I highly recommend The Organized Mind by Daniel J. Levitin. Since reading it I have changed the way I approach daily tasks and technology. I’ll share some nuggets and strategies I have implemented but encourage you to read the book as it contains a wealth of information. You can also hear Levitin on the Diane Rehm Show.
My top three takeaways were “satisficing”, toning down the multitasking and reaping the benefits of daydreaming.
Levitin discusses the term “satisficing”. The gist is that some choices may not be “the best” but are good enough to settle on. This is opposite the sentiment of comedian Aziz Ansari’s commentary on our culture that when he thinks “I need a toothbrush”, he first has to research online reviews for “the best toothbrush”. Each decision requires energy. If you look for “the best” in everything, then you have less energy for big decision making. So find out what is most important to you and what you can satisfice on (maybe which toothbrush you buy) so that you can put the most energy into the most important decisions.
Levitin writes that multitasking “makes us demonstrably less efficient”. “It takes more energy to shift your attention from task to task. It takes less energy to focus. That means that people who organize their time in a way that allows them to focus are not only going to get more done, but they’ll be less tired and less neurochemically depleted after doing it”. Our brains are like toddlers we have to keep focused!
Lastly, not only is day dreaming good for you, you may actually be productive while doing it! Levitin explains that when trying to solve a problem, if we allow our brains to daydream, “This distinctive and special brain state is marked by the flow of connections among disparate ideas and thoughts, and a relative lack of barriers between senses and concepts. It also can lead to great creativity and solutions to problems that seemed unsolvable”. This explains why we come up with solutions to problems while laying in bed at 2:00am.
Things I have implemented since reading that I have found to be helpful:
Weed Out My Feed If I haven’t talked to you in five years I’m sorry but I am removing you from my Facebook newsfeed (Here’s How). Before Facebook, there was no need for daily updates on that one guy I had a class with Sophomore year. That is unnecessary information taking up brain space.
Sunday Night Stylist On Sunday, I pick out five outfits and group them in my closet. Then during the busy workweek I have less decisions to make. Many successful CEOs wear the same thing everyday to forgo this energy-depleting decision – I don’t think I’m quite ready to adopt a Steve Jobs look – but this is a start. I also cleaned out my closet, donating any unused clothes (asking myself the question “Does this spark joy?” – from The Life-Changing Magic of Tidying Up). This way I am not wasting time looking through unnecessary options.

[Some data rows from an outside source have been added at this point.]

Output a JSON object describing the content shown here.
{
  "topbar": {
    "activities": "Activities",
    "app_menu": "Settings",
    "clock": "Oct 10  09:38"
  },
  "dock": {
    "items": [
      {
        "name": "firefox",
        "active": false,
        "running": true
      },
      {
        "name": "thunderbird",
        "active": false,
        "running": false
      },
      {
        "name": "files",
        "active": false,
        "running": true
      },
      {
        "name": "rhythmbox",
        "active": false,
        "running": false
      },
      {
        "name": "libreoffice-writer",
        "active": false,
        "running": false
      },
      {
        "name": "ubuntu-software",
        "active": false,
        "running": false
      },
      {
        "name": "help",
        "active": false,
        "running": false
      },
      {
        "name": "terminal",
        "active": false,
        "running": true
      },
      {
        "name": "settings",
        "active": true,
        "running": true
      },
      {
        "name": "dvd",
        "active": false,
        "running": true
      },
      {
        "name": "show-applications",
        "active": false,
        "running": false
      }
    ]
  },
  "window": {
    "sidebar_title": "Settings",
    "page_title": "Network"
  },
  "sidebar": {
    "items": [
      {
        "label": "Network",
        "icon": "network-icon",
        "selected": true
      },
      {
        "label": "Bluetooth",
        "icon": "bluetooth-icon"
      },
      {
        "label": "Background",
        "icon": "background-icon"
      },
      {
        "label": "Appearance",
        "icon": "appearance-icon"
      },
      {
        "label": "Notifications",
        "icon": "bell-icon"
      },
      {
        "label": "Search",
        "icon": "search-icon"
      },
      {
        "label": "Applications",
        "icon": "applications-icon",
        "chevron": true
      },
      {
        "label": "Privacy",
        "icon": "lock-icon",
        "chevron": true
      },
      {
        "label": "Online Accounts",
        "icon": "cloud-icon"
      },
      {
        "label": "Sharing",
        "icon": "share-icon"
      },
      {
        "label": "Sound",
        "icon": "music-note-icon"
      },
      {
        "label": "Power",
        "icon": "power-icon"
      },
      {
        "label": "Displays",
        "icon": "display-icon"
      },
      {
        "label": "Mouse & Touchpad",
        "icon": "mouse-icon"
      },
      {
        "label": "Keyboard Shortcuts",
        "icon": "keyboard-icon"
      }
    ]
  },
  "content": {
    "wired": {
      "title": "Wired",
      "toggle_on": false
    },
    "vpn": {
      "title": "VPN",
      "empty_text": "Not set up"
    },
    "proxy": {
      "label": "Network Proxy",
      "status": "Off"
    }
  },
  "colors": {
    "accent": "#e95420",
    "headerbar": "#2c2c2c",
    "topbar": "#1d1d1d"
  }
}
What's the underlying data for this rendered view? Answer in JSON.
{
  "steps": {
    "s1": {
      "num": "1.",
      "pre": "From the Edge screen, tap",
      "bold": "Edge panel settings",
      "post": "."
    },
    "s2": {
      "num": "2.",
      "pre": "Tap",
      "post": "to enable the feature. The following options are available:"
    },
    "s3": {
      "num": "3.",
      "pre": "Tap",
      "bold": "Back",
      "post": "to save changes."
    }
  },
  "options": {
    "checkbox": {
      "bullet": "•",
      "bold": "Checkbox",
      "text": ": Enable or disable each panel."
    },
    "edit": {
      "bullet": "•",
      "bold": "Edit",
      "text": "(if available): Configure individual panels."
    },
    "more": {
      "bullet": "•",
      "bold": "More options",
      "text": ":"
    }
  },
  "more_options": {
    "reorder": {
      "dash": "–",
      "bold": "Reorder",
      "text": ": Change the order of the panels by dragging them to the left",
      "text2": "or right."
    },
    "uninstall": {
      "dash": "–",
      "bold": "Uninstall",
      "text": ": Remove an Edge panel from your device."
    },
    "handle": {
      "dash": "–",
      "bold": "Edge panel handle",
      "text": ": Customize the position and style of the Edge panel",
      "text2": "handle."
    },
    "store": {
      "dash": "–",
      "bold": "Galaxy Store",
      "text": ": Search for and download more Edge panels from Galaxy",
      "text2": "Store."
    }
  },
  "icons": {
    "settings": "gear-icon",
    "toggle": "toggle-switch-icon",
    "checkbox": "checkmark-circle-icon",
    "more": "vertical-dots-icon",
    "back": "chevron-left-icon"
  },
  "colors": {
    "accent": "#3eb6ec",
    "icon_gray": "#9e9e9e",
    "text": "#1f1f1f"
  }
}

What’s a Girl “To Do”? Each work day I write in a notebook the date and list the things I want to accomplish, even if it is simply “email John”. I put a star by the things that absolutely have to be done. I put a check by each “to do” once I finish. Things that were not checked are moved down to the next day. This allows me to focus because I am not thinking in the back of my mind “don’t forget to do…!”.
Play Hard to Get With Email I see you email notification box, popping up in the right hand corner. I know you want me to click on you…but you will have to wait. Levitin writes, “If you’re checking email every five minutes, you’re checking it 200 times during the waking day”. When I receive email, the impulsive side of my brain wants to see what it is! My new rule: I devote my attention to what I am doing at the time. Then, when I am done or made progress, I will take a break to check email. When I check that email, I make an effort to address it that moment and then delete or send it to a categorized folder.
R-E-S-P-E-C-T My S-L-E-E-P I view sleep or laying down as a time to “reset” my brain. I used to get frustrated when I couldn’t fall asleep. Now, I approach that time with respect and consider it nourishment I am giving to my mind. Even if I am not asleep, my brain is still benefitting from having the chance to relax and wander. I feel less frustration when I view it in this beneficial way and I actually fall asleep easier because I am not stressed.
What are some strategies you use to keep your mind organized?